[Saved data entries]

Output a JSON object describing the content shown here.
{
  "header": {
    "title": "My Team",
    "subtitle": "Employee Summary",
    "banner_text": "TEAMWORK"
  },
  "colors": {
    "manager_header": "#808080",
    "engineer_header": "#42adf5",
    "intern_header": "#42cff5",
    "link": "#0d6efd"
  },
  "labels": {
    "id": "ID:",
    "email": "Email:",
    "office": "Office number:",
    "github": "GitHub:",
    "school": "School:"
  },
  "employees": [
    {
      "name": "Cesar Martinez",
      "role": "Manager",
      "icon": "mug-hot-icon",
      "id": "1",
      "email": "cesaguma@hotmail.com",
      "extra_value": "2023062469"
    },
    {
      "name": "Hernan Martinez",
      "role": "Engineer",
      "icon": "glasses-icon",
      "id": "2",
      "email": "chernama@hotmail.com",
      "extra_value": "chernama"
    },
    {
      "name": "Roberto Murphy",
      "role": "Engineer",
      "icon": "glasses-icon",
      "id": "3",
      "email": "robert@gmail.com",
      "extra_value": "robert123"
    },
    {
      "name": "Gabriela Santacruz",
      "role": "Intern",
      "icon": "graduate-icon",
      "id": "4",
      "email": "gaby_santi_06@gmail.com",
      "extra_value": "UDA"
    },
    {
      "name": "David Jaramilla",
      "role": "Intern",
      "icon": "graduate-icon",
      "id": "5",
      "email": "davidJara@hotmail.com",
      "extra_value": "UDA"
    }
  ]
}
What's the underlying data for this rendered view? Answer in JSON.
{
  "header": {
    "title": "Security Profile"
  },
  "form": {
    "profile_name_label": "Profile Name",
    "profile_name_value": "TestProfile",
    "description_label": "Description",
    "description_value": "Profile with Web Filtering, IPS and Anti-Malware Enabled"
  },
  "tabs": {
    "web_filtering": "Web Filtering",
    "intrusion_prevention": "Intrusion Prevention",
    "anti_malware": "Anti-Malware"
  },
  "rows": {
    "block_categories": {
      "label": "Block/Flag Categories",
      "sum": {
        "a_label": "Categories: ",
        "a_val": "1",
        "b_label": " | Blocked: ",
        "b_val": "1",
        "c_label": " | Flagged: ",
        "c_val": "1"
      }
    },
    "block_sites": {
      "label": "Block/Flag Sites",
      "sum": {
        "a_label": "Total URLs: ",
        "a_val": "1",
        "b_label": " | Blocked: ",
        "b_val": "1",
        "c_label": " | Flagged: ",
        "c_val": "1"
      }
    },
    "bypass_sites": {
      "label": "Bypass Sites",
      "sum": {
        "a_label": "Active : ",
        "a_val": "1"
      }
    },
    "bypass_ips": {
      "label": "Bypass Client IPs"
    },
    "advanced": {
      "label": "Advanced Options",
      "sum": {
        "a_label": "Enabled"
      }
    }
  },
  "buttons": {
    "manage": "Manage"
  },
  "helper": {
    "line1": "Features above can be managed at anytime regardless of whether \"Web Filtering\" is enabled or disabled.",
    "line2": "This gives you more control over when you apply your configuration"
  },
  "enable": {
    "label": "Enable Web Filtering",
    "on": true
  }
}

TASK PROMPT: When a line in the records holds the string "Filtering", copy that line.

ANSWER TO THIS TASK:
    "description_value": "Profile with Web Filtering, IPS and Anti-Malware Enabled"
    "web_filtering": "Web Filtering",
    "line1": "Features above can be managed at anytime regardless of whether \"Web Filtering\" is enabled or disabled.",
    "label": "Enable Web Filtering",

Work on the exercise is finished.